■ **What you will do**
The answer must consist of every line from the data that holds "time".

■ **Records from a data collection**
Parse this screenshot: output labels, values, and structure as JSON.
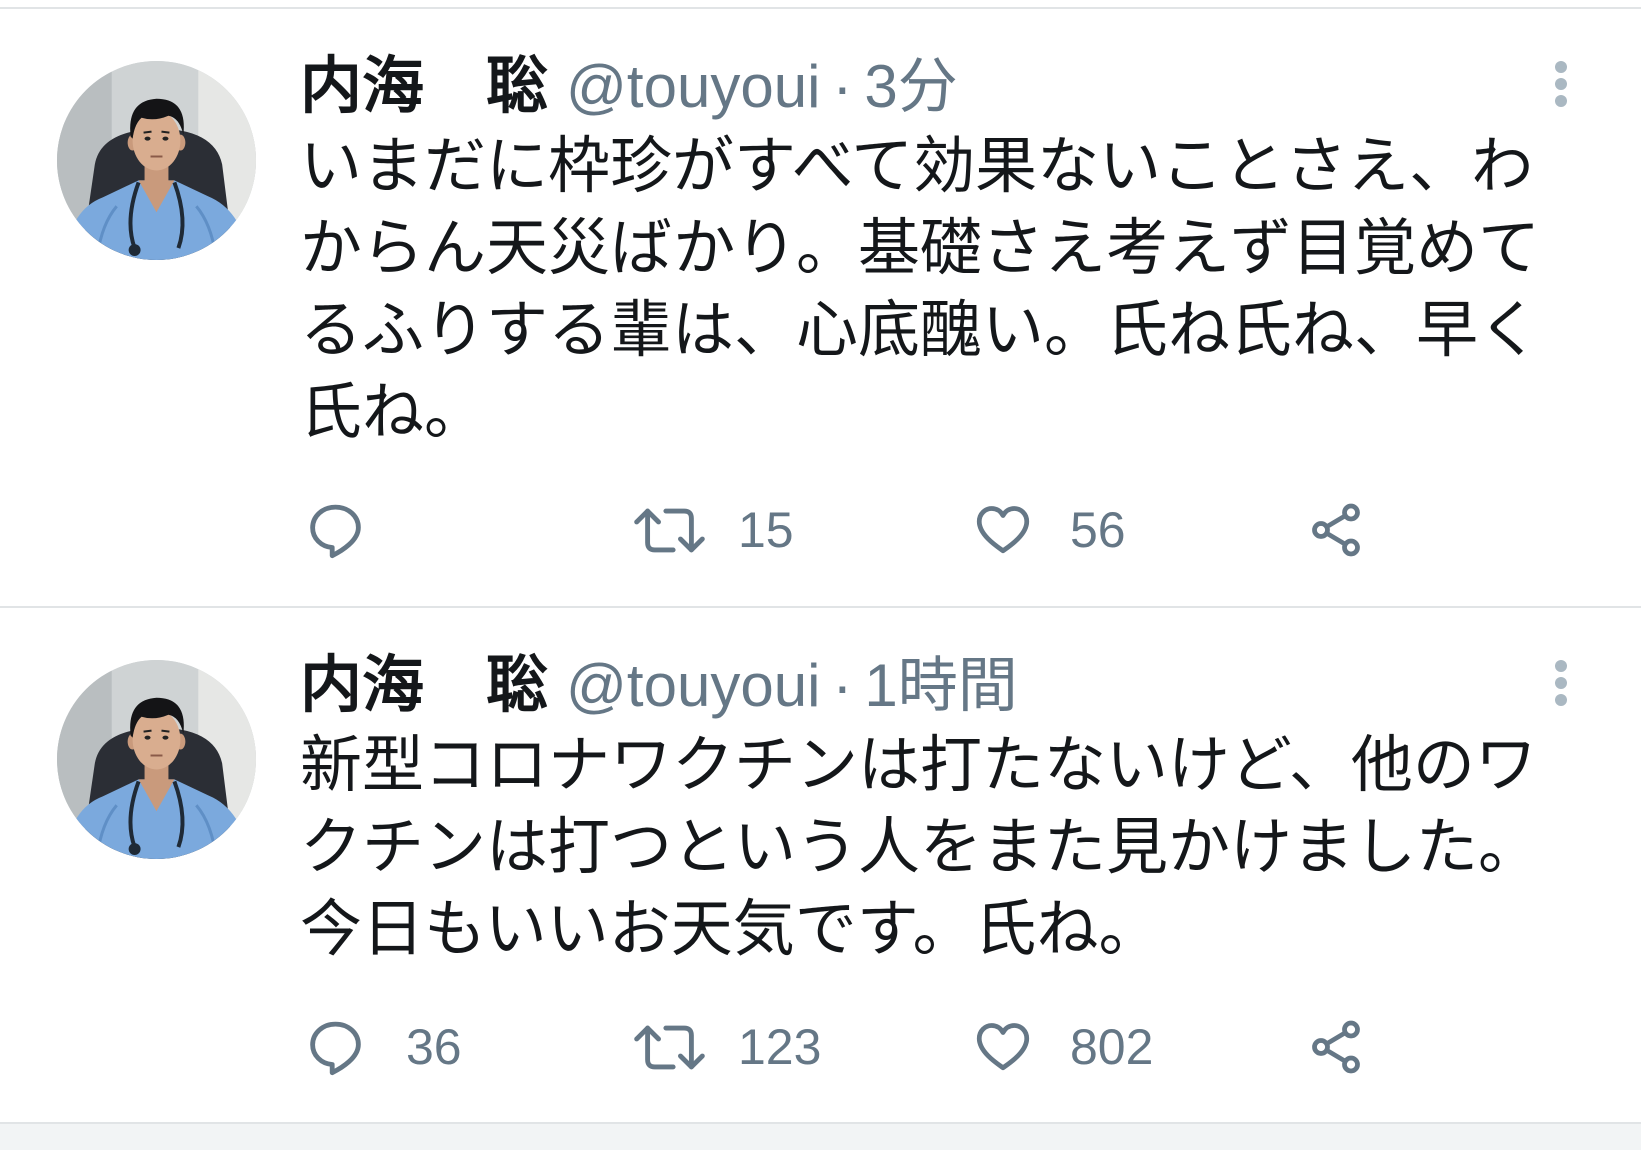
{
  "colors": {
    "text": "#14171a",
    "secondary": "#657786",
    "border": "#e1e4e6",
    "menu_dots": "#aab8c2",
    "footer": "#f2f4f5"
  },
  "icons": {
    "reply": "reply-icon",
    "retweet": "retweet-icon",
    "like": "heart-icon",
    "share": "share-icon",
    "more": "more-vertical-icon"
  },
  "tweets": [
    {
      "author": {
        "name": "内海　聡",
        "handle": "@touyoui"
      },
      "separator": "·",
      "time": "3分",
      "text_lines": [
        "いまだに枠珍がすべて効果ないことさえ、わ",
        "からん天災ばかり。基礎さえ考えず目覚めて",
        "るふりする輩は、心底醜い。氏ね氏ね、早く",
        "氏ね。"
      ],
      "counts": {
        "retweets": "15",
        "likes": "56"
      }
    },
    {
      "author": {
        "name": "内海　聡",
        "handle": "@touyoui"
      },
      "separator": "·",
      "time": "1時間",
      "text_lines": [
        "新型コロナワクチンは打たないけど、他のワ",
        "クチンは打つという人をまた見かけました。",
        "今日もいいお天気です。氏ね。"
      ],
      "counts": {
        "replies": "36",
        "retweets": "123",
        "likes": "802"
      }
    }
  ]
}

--

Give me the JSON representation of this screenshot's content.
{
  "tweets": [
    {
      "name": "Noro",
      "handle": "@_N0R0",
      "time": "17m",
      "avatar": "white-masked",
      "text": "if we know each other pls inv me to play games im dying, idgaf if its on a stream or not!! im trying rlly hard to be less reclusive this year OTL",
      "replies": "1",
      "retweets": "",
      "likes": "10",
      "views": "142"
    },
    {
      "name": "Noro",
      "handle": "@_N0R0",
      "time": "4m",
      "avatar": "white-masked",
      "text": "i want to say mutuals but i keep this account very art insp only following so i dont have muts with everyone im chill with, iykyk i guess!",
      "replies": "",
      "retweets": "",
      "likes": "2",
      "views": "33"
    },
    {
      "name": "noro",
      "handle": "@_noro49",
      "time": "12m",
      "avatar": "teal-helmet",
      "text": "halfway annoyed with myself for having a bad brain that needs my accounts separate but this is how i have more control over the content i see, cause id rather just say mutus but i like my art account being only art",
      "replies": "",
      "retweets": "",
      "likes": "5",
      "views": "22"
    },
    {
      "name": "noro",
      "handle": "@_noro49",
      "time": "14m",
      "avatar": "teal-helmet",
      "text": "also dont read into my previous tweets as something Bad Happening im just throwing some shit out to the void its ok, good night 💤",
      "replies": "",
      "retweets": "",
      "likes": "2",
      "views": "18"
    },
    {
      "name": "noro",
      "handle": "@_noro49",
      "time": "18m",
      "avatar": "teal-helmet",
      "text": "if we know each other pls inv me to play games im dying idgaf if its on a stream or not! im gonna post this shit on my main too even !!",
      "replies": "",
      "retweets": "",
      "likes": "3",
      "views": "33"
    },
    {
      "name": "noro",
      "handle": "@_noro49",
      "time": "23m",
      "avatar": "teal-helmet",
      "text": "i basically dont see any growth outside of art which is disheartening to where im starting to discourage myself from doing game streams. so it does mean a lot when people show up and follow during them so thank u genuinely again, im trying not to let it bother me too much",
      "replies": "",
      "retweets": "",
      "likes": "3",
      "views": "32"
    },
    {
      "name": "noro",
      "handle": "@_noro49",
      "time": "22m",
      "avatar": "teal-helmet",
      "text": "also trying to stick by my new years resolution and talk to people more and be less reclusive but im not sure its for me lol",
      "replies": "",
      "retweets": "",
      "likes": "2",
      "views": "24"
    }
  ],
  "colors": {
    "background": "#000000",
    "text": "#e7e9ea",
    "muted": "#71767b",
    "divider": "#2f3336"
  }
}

■ **Output below**
      "time": "3分",
      "time": "1時間",
      "time": "17m",
      "time": "4m",
      "time": "12m",
      "time": "14m",
      "time": "18m",
      "time": "23m",
      "time": "22m",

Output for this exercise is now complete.